» LISTED ENTRIES
◇ ◇ ◇ ◇ ◇

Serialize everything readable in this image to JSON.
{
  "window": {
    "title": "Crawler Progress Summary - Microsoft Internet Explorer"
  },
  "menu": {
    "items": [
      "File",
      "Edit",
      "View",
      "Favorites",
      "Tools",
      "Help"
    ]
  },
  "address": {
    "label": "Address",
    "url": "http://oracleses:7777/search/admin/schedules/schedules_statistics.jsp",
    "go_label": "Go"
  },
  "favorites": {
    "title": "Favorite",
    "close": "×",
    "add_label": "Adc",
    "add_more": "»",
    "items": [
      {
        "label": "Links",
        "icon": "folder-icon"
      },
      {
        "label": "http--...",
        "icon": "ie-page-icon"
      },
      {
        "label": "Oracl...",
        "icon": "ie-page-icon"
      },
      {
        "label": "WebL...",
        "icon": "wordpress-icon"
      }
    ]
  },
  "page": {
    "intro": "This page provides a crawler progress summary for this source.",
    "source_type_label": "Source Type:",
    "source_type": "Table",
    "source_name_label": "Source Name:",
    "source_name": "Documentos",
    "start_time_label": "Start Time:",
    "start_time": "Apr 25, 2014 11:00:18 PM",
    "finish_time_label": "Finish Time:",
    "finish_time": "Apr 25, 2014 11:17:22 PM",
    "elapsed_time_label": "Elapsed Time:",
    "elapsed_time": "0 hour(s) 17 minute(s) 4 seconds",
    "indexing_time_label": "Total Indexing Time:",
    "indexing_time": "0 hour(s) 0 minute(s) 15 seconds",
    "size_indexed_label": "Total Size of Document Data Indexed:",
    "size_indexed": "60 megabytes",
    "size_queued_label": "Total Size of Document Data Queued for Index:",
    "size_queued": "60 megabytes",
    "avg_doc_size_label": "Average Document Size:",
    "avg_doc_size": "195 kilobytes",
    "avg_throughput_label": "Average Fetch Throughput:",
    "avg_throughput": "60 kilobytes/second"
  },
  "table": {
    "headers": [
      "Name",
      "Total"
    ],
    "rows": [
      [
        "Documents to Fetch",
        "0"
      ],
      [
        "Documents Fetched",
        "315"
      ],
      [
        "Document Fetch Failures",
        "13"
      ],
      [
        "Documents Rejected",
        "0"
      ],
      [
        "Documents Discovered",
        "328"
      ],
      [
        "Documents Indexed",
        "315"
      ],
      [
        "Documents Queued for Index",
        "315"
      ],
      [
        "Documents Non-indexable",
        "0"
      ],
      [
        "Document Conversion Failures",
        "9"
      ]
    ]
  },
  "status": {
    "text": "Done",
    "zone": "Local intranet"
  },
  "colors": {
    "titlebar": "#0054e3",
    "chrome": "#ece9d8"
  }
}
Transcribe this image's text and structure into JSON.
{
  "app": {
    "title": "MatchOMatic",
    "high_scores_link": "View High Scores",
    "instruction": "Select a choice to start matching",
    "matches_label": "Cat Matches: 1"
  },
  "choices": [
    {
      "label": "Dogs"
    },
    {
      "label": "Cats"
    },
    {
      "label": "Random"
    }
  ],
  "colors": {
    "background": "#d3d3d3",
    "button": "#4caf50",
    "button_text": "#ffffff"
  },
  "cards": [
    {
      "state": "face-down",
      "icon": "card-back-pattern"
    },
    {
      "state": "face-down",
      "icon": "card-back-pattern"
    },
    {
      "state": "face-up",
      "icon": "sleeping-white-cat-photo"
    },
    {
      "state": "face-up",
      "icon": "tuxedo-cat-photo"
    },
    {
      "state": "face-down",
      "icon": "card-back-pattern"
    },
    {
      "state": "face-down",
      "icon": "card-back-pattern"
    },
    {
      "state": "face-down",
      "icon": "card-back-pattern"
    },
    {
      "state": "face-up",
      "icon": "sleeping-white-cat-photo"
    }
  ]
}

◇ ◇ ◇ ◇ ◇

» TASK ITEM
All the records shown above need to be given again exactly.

» FINISHED TASK
Serialize everything readable in this image to JSON.
{
  "window": {
    "title": "Crawler Progress Summary - Microsoft Internet Explorer"
  },
  "menu": {
    "items": [
      "File",
      "Edit",
      "View",
      "Favorites",
      "Tools",
      "Help"
    ]
  },
  "address": {
    "label": "Address",
    "url": "http://oracleses:7777/search/admin/schedules/schedules_statistics.jsp",
    "go_label": "Go"
  },
  "favorites": {
    "title": "Favorite",
    "close": "×",
    "add_label": "Adc",
    "add_more": "»",
    "items": [
      {
        "label": "Links",
        "icon": "folder-icon"
      },
      {
        "label": "http--...",
        "icon": "ie-page-icon"
      },
      {
        "label": "Oracl...",
        "icon": "ie-page-icon"
      },
      {
        "label": "WebL...",
        "icon": "wordpress-icon"
      }
    ]
  },
  "page": {
    "intro": "This page provides a crawler progress summary for this source.",
    "source_type_label": "Source Type:",
    "source_type": "Table",
    "source_name_label": "Source Name:",
    "source_name": "Documentos",
    "start_time_label": "Start Time:",
    "start_time": "Apr 25, 2014 11:00:18 PM",
    "finish_time_label": "Finish Time:",
    "finish_time": "Apr 25, 2014 11:17:22 PM",
    "elapsed_time_label": "Elapsed Time:",
    "elapsed_time": "0 hour(s) 17 minute(s) 4 seconds",
    "indexing_time_label": "Total Indexing Time:",
    "indexing_time": "0 hour(s) 0 minute(s) 15 seconds",
    "size_indexed_label": "Total Size of Document Data Indexed:",
    "size_indexed": "60 megabytes",
    "size_queued_label": "Total Size of Document Data Queued for Index:",
    "size_queued": "60 megabytes",
    "avg_doc_size_label": "Average Document Size:",
    "avg_doc_size": "195 kilobytes",
    "avg_throughput_label": "Average Fetch Throughput:",
    "avg_throughput": "60 kilobytes/second"
  },
  "table": {
    "headers": [
      "Name",
      "Total"
    ],
    "rows": [
      [
        "Documents to Fetch",
        "0"
      ],
      [
        "Documents Fetched",
        "315"
      ],
      [
        "Document Fetch Failures",
        "13"
      ],
      [
        "Documents Rejected",
        "0"
      ],
      [
        "Documents Discovered",
        "328"
      ],
      [
        "Documents Indexed",
        "315"
      ],
      [
        "Documents Queued for Index",
        "315"
      ],
      [
        "Documents Non-indexable",
        "0"
      ],
      [
        "Document Conversion Failures",
        "9"
      ]
    ]
  },
  "status": {
    "text": "Done",
    "zone": "Local intranet"
  },
  "colors": {
    "titlebar": "#0054e3",
    "chrome": "#ece9d8"
  }
}
Transcribe this image's text and structure into JSON.
{
  "app": {
    "title": "MatchOMatic",
    "high_scores_link": "View High Scores",
    "instruction": "Select a choice to start matching",
    "matches_label": "Cat Matches: 1"
  },
  "choices": [
    {
      "label": "Dogs"
    },
    {
      "label": "Cats"
    },
    {
      "label": "Random"
    }
  ],
  "colors": {
    "background": "#d3d3d3",
    "button": "#4caf50",
    "button_text": "#ffffff"
  },
  "cards": [
    {
      "state": "face-down",
      "icon": "card-back-pattern"
    },
    {
      "state": "face-down",
      "icon": "card-back-pattern"
    },
    {
      "state": "face-up",
      "icon": "sleeping-white-cat-photo"
    },
    {
      "state": "face-up",
      "icon": "tuxedo-cat-photo"
    },
    {
      "state": "face-down",
      "icon": "card-back-pattern"
    },
    {
      "state": "face-down",
      "icon": "card-back-pattern"
    },
    {
      "state": "face-down",
      "icon": "card-back-pattern"
    },
    {
      "state": "face-up",
      "icon": "sleeping-white-cat-photo"
    }
  ]
}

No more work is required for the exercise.